**Data about app and page elements:**
=======
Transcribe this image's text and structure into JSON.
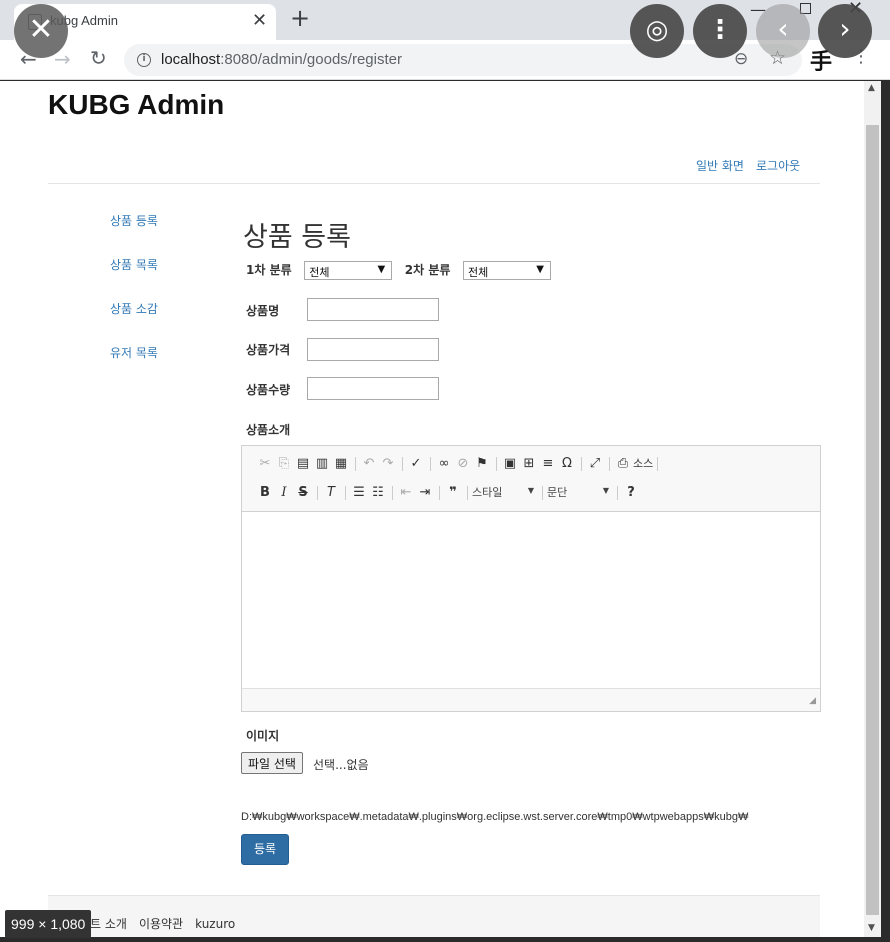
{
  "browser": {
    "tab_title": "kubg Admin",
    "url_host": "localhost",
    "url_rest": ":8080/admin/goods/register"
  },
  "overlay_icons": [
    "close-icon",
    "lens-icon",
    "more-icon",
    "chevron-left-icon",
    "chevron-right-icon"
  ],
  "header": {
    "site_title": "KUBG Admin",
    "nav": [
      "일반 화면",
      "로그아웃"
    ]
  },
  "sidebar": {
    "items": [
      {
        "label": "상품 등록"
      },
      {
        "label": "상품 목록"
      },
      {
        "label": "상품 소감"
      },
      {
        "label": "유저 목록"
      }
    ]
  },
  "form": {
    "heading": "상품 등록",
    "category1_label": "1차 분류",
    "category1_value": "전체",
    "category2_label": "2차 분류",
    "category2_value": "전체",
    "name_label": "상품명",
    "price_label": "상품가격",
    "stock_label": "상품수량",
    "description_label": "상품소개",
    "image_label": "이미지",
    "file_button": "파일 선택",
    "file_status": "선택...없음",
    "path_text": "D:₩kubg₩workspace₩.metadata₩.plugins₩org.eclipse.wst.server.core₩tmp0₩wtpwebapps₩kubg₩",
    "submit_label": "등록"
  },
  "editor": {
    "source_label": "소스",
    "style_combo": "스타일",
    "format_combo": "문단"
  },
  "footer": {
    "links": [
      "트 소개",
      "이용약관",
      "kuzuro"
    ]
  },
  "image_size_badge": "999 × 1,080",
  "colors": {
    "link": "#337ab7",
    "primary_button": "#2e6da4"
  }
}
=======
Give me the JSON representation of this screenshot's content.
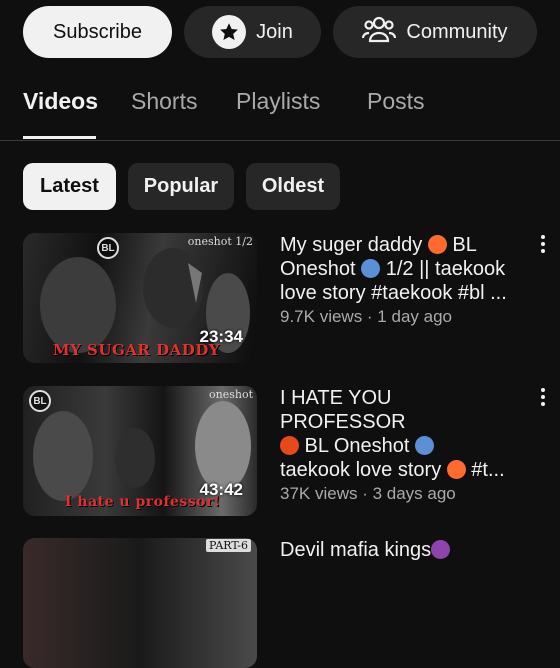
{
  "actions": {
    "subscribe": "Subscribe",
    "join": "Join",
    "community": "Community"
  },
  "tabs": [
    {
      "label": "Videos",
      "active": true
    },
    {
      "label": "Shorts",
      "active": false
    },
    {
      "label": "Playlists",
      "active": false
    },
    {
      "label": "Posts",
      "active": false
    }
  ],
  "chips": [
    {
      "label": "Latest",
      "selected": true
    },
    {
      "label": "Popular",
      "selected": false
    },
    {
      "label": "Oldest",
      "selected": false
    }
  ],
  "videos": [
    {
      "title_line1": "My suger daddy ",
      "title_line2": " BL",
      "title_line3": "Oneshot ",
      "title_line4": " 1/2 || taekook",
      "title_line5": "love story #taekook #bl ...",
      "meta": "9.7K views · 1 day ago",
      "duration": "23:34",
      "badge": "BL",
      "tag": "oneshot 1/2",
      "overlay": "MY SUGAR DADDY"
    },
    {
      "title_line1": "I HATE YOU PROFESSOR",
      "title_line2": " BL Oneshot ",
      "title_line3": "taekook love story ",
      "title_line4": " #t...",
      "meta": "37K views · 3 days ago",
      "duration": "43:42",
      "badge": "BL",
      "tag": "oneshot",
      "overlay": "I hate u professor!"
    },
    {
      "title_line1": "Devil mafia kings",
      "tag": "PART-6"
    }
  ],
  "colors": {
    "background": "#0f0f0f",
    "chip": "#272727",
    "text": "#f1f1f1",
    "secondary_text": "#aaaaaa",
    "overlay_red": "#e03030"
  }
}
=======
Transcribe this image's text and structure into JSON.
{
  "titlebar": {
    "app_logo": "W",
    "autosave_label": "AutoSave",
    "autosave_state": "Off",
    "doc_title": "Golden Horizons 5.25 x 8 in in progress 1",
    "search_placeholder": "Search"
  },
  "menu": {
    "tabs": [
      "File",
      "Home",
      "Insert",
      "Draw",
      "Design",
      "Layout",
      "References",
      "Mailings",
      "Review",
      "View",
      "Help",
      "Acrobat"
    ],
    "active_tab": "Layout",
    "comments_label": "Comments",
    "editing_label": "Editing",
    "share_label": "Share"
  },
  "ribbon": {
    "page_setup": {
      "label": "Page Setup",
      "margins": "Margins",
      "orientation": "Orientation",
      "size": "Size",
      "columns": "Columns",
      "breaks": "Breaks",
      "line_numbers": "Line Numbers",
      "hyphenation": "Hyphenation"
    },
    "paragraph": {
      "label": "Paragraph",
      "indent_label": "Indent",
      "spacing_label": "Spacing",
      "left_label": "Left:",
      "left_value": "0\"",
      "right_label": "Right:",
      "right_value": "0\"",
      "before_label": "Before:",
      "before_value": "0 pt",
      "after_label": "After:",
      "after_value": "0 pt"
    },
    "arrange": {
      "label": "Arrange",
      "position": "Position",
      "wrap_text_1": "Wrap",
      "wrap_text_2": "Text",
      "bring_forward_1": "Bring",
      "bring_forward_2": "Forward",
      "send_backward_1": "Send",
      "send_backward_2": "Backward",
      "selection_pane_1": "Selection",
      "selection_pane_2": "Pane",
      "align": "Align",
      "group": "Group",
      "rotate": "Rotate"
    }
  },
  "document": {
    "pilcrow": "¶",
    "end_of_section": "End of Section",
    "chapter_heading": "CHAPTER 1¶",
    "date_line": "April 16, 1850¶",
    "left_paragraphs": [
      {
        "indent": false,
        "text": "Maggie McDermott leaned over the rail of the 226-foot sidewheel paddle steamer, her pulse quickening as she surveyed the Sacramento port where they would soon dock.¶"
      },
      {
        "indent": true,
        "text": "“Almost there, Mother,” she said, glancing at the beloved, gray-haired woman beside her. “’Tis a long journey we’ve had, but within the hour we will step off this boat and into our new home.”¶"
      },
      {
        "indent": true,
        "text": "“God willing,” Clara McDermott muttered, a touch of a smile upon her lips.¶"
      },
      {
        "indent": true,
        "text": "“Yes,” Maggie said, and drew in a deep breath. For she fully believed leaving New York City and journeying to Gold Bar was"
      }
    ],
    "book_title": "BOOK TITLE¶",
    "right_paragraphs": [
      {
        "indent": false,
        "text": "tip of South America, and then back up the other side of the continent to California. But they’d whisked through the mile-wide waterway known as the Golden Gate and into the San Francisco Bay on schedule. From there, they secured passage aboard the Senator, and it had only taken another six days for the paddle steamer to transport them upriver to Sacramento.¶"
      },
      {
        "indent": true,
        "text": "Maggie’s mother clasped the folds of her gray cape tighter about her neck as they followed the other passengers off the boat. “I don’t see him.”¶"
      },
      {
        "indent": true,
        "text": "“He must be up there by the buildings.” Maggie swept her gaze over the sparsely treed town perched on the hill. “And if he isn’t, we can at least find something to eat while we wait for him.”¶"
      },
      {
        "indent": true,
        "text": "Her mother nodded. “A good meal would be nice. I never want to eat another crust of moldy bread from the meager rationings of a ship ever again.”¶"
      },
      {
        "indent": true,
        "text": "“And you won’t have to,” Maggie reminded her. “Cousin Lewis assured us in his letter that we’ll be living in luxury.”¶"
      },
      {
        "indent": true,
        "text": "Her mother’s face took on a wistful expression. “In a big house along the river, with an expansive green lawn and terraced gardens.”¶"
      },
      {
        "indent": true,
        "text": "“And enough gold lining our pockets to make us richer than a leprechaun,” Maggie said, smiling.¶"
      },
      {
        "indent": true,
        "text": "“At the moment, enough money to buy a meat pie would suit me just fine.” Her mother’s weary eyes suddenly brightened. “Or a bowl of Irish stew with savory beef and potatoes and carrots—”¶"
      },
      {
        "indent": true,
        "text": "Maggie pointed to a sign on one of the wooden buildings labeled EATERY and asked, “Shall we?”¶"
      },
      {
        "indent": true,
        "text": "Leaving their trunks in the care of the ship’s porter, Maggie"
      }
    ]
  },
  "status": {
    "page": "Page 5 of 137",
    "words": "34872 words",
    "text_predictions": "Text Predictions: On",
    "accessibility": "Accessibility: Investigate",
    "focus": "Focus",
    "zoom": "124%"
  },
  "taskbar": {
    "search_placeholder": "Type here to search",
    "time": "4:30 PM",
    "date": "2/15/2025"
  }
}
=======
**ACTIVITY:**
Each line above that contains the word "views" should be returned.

**TASK SOLUTION:**
      "meta": "9.7K views · 1 day ago",
      "meta": "37K views · 3 days ago",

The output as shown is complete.